« Reply #3 on: January 08, 2014, 10:27:49 PM »
Alfa Romeo 147"s and 156's use ball joints for the sway bars, they are called drop links.
VT Commodores used rubber bushes, and because of the extreme angles pounded out quickly, they revised them on the VX-2 to a 2 rod end link, as i like to point out, just like Alfa Romeo did in the first place, the drop links can go to extreme angles without binding, Colin.

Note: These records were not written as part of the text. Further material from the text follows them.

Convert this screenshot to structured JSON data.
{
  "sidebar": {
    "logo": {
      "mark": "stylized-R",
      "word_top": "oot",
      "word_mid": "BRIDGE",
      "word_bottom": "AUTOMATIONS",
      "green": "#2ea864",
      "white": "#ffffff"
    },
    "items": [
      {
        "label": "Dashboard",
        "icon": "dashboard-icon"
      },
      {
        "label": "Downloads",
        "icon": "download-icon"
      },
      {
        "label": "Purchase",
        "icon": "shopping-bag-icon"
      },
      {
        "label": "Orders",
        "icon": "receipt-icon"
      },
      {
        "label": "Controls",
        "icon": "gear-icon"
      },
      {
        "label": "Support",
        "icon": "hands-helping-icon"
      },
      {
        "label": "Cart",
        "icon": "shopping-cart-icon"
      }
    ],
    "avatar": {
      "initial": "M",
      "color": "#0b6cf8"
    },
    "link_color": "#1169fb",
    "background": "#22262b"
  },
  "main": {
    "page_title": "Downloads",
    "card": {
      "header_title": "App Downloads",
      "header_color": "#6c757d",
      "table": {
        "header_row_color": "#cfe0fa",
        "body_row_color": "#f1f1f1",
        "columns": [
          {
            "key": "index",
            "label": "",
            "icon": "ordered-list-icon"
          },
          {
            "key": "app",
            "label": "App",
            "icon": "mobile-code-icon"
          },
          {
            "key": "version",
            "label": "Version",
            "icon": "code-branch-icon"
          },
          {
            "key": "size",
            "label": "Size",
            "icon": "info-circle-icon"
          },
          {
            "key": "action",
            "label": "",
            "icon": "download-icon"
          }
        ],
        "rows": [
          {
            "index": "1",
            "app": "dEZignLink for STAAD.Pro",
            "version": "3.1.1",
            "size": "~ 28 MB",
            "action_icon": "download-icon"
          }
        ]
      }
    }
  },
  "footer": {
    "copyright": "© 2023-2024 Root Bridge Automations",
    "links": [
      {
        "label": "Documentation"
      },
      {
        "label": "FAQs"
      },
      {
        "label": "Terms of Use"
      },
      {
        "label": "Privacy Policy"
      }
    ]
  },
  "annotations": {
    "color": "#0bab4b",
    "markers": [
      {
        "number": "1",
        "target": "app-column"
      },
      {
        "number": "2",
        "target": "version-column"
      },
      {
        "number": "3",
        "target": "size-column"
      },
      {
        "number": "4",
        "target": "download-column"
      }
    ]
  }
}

LOL! Nissan used ball jointed links in the late 80s.